• Oct 18th 2009, 12:56 PM
Jiggy
Proof of Differential Equation Identities
Hi guys I'm new here and I thought that maybe you could help me with this problem. I don't quite understand the notation and what the thing is meaning.

Prove the following:

(D-a)(D-b){f(x)e^(λx)} = e^(λx)(D+λ-a)(D+λ-b)f(x)

I just know that $D=\frac {d}{dx}$
But what does the curly parenthesis notation mean?

Any ideas?
• Oct 20th 2009, 10:06 AM
Jester
Quote:

Originally Posted by Jiggy
Hi guys I'm new here and I thought that maybe you could help me with this problem. I don't quite understand the notation and what the thing is meaning.

Prove the following:

(D-a)(D-b){f(x)e^(λx)} = e^(λx)(D+λ-a)(D+λ-b)f(x)

I just know that $D=\frac {d}{dx}$
But what does the curly parenthesis notation mean?

Any ideas?

Expand (the $\{ \}$ are just brackets to group things together)

$
(D-a) \left\{ e^{\lambda x} f(x)\right\} = D \left\{e^{\lambda x} f(x)\right\} - a e^{\lambda x} f(x)
$

$
= D \left(e^{\lambda x}\right)\cdot f(x) + e^{\lambda x} D f(x) - a e^{\lambda x} f(x)
$

$
= \lambda e^{\lambda x} \cdot f(x) + e^{\lambda x} D f(x) - a e^{\lambda x} f(x)
$

then factor

$
= e^{\lambda x} \left( D f(x) + (\lambda - a) f(x) \right)
$

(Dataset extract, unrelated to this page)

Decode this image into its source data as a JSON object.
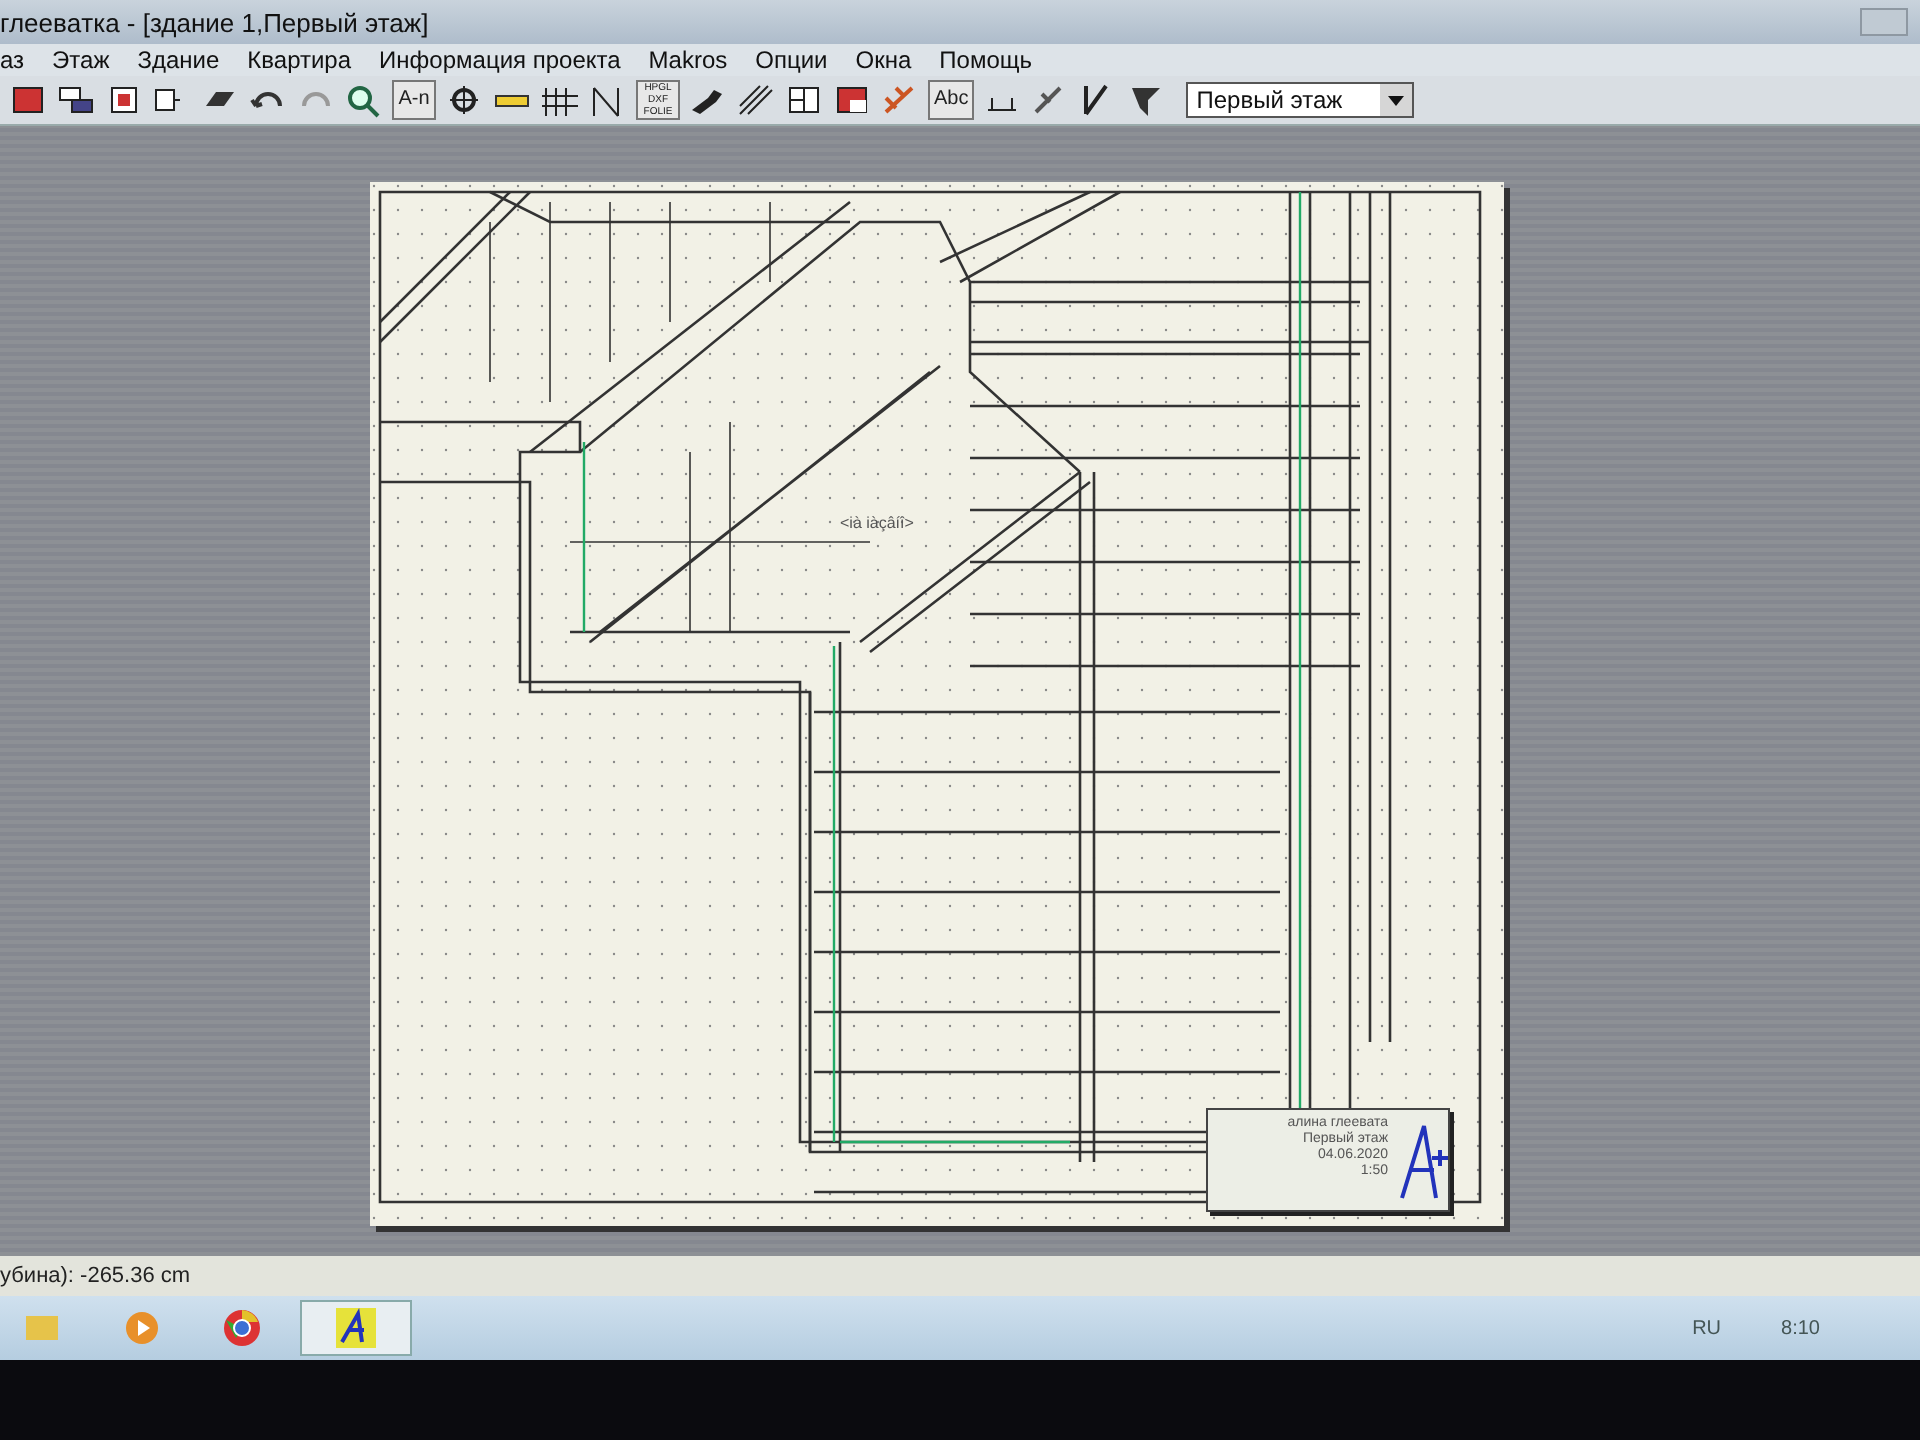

$
= e^{\lambda x} \left( D + \lambda - a \right) f(x).
$

The rest is similar.